BEGIN Listed entries

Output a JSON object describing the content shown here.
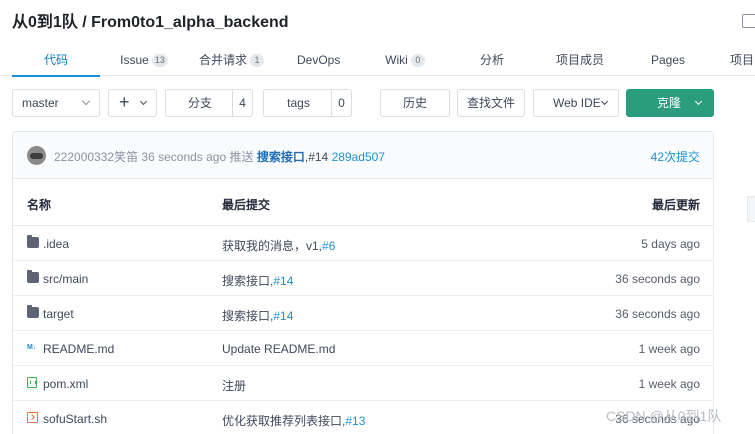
{
  "repo": {
    "title": "从0到1队 / From0to1_alpha_backend"
  },
  "tabs": [
    {
      "label": "代码",
      "count": null
    },
    {
      "label": "Issue",
      "count": "13"
    },
    {
      "label": "合并请求",
      "count": "1"
    },
    {
      "label": "DevOps",
      "count": null
    },
    {
      "label": "Wiki",
      "count": "0"
    },
    {
      "label": "分析",
      "count": null
    },
    {
      "label": "项目成员",
      "count": null
    },
    {
      "label": "Pages",
      "count": null
    },
    {
      "label": "项目",
      "count": null
    }
  ],
  "toolbar": {
    "branch_select": "master",
    "plus": "+",
    "branches_label": "分支",
    "branches_count": "4",
    "tags_label": "tags",
    "tags_count": "0",
    "history": "历史",
    "find_file": "查找文件",
    "web_ide": "Web IDE",
    "clone": "克隆"
  },
  "latest_commit": {
    "author": "222000332笑笛",
    "time": "36 seconds ago",
    "action": "推送",
    "message": "搜索接口",
    "ref": ",#14",
    "hash": "289ad507",
    "commit_count": "42次提交"
  },
  "table": {
    "headers": {
      "name": "名称",
      "last_commit": "最后提交",
      "last_update": "最后更新"
    },
    "rows": [
      {
        "icon": "folder-icon",
        "name": ".idea",
        "msg": "获取我的消息，v1,",
        "ref": "#6",
        "time": "5 days ago"
      },
      {
        "icon": "folder-icon",
        "name": "src/main",
        "msg": "搜索接口,",
        "ref": "#14",
        "time": "36 seconds ago"
      },
      {
        "icon": "folder-icon",
        "name": "target",
        "msg": "搜索接口,",
        "ref": "#14",
        "time": "36 seconds ago"
      },
      {
        "icon": "markdown-icon",
        "name": "README.md",
        "msg": "Update README.md",
        "ref": "",
        "time": "1 week ago"
      },
      {
        "icon": "xml-file-icon",
        "name": "pom.xml",
        "msg": "注册",
        "ref": "",
        "time": "1 week ago"
      },
      {
        "icon": "shell-script-icon",
        "name": "sofuStart.sh",
        "msg": "优化获取推荐列表接口,",
        "ref": "#13",
        "time": "36 seconds ago"
      }
    ]
  },
  "watermark": "CSDN @从0到1队",
  "icons": {
    "md_glyph": "M↓"
  },
  "colors": {
    "accent": "#1e8fd6",
    "clone_button": "#2a9d7e"
  }
}
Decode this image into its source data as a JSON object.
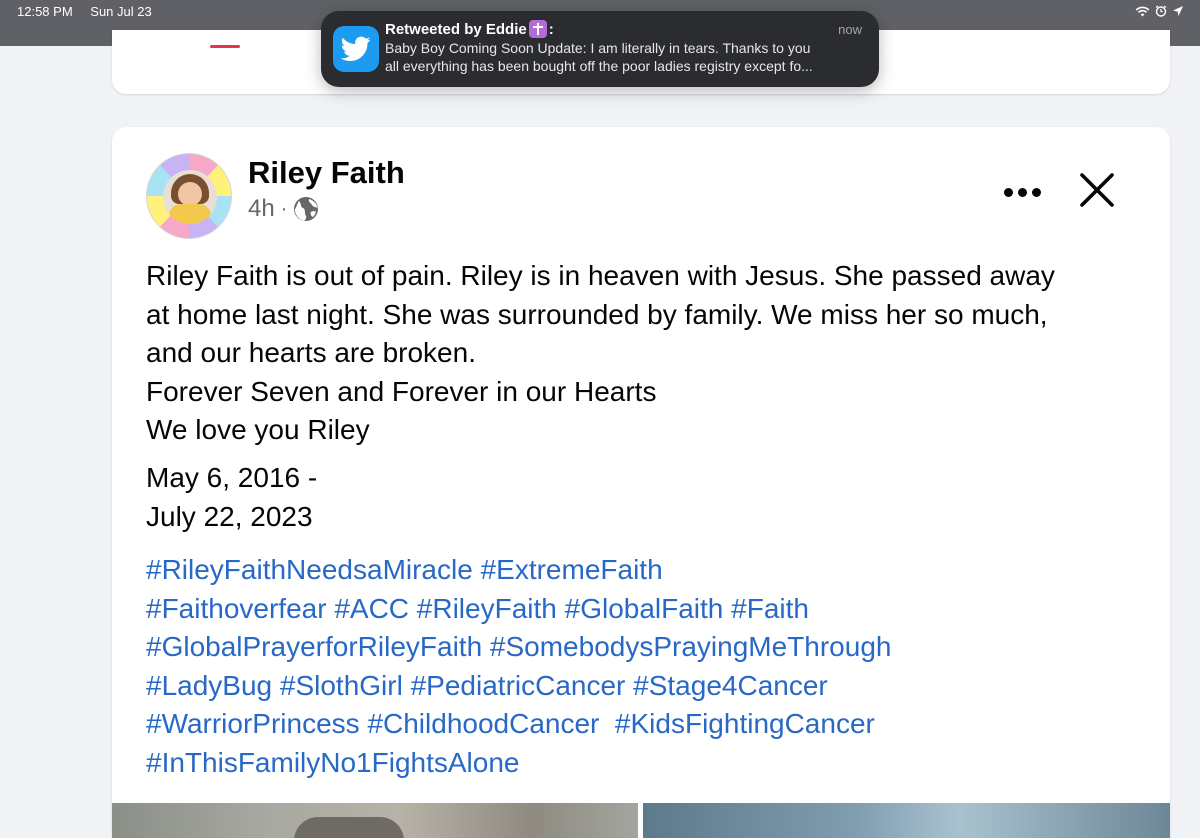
{
  "status_bar": {
    "time": "12:58 PM",
    "date": "Sun Jul 23",
    "icons": [
      "wifi-icon",
      "alarm-icon",
      "location-icon"
    ]
  },
  "notification": {
    "app_icon": "twitter-bird-icon",
    "title": "Retweeted by Eddie",
    "title_badge": "cross-emoji",
    "title_suffix": ":",
    "time": "now",
    "body_line1": "Baby Boy Coming Soon Update: I am literally in tears. Thanks to you",
    "body_line2": "all everything has been bought off the poor ladies registry except fo..."
  },
  "post": {
    "author": "Riley Faith",
    "time_ago": "4h",
    "separator": "·",
    "audience_icon": "globe-icon",
    "text_lines": [
      "Riley Faith is out of pain. Riley is in heaven with Jesus. She passed away",
      "at home last night. She was surrounded by family. We miss her so much,",
      "and our hearts are broken.",
      "Forever Seven and Forever in our Hearts",
      "We love you Riley"
    ],
    "date_lines": [
      "May 6, 2016 -",
      "July 22, 2023"
    ],
    "hashtag_lines": [
      "#RileyFaithNeedsaMiracle #ExtremeFaith",
      "#Faithoverfear #ACC #RileyFaith #GlobalFaith #Faith",
      "#GlobalPrayerforRileyFaith #SomebodysPrayingMeThrough",
      "#LadyBug #SlothGirl #PediatricCancer #Stage4Cancer",
      "#WarriorPrincess #ChildhoodCancer  #KidsFightingCancer",
      "#InThisFamilyNo1FightsAlone"
    ]
  },
  "colors": {
    "background": "#f0f2f5",
    "status_bar": "#5f6166",
    "notification_bg": "#2b2c2f",
    "twitter_blue": "#1d9bf0",
    "hashtag_blue": "#2868c6",
    "secondary_text": "#65676b"
  }
}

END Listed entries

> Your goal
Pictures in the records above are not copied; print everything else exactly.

> Response to this task
Output a JSON object describing the content shown here.
{
  "repo": {
    "title": "从0到1队 / From0to1_alpha_backend"
  },
  "tabs": [
    {
      "label": "代码",
      "count": null
    },
    {
      "label": "Issue",
      "count": "13"
    },
    {
      "label": "合并请求",
      "count": "1"
    },
    {
      "label": "DevOps",
      "count": null
    },
    {
      "label": "Wiki",
      "count": "0"
    },
    {
      "label": "分析",
      "count": null
    },
    {
      "label": "项目成员",
      "count": null
    },
    {
      "label": "Pages",
      "count": null
    },
    {
      "label": "项目",
      "count": null
    }
  ],
  "toolbar": {
    "branch_select": "master",
    "plus": "+",
    "branches_label": "分支",
    "branches_count": "4",
    "tags_label": "tags",
    "tags_count": "0",
    "history": "历史",
    "find_file": "查找文件",
    "web_ide": "Web IDE",
    "clone": "克隆"
  },
  "latest_commit": {
    "author": "222000332笑笛",
    "time": "36 seconds ago",
    "action": "推送",
    "message": "搜索接口",
    "ref": ",#14",
    "hash": "289ad507",
    "commit_count": "42次提交"
  },
  "table": {
    "headers": {
      "name": "名称",
      "last_commit": "最后提交",
      "last_update": "最后更新"
    },
    "rows": [
      {
        "icon": "folder-icon",
        "name": ".idea",
        "msg": "获取我的消息，v1,",
        "ref": "#6",
        "time": "5 days ago"
      },
      {
        "icon": "folder-icon",
        "name": "src/main",
        "msg": "搜索接口,",
        "ref": "#14",
        "time": "36 seconds ago"
      },
      {
        "icon": "folder-icon",
        "name": "target",
        "msg": "搜索接口,",
        "ref": "#14",
        "time": "36 seconds ago"
      },
      {
        "icon": "markdown-icon",
        "name": "README.md",
        "msg": "Update README.md",
        "ref": "",
        "time": "1 week ago"
      },
      {
        "icon": "xml-file-icon",
        "name": "pom.xml",
        "msg": "注册",
        "ref": "",
        "time": "1 week ago"
      },
      {
        "icon": "shell-script-icon",
        "name": "sofuStart.sh",
        "msg": "优化获取推荐列表接口,",
        "ref": "#13",
        "time": "36 seconds ago"
      }
    ]
  },
  "watermark": "CSDN @从0到1队",
  "icons": {
    "md_glyph": "M↓"
  },
  "colors": {
    "accent": "#1e8fd6",
    "clone_button": "#2a9d7e"
  }
}
Decode this image into its source data as a JSON object.
{
  "status_bar": {
    "time": "12:58 PM",
    "date": "Sun Jul 23",
    "icons": [
      "wifi-icon",
      "alarm-icon",
      "location-icon"
    ]
  },
  "notification": {
    "app_icon": "twitter-bird-icon",
    "title": "Retweeted by Eddie",
    "title_badge": "cross-emoji",
    "title_suffix": ":",
    "time": "now",
    "body_line1": "Baby Boy Coming Soon Update: I am literally in tears. Thanks to you",
    "body_line2": "all everything has been bought off the poor ladies registry except fo..."
  },
  "post": {
    "author": "Riley Faith",
    "time_ago": "4h",
    "separator": "·",
    "audience_icon": "globe-icon",
    "text_lines": [
      "Riley Faith is out of pain. Riley is in heaven with Jesus. She passed away",
      "at home last night. She was surrounded by family. We miss her so much,",
      "and our hearts are broken.",
      "Forever Seven and Forever in our Hearts",
      "We love you Riley"
    ],
    "date_lines": [
      "May 6, 2016 -",
      "July 22, 2023"
    ],
    "hashtag_lines": [
      "#RileyFaithNeedsaMiracle #ExtremeFaith",
      "#Faithoverfear #ACC #RileyFaith #GlobalFaith #Faith",
      "#GlobalPrayerforRileyFaith #SomebodysPrayingMeThrough",
      "#LadyBug #SlothGirl #PediatricCancer #Stage4Cancer",
      "#WarriorPrincess #ChildhoodCancer  #KidsFightingCancer",
      "#InThisFamilyNo1FightsAlone"
    ]
  },
  "colors": {
    "background": "#f0f2f5",
    "status_bar": "#5f6166",
    "notification_bg": "#2b2c2f",
    "twitter_blue": "#1d9bf0",
    "hashtag_blue": "#2868c6",
    "secondary_text": "#65676b"
  }
}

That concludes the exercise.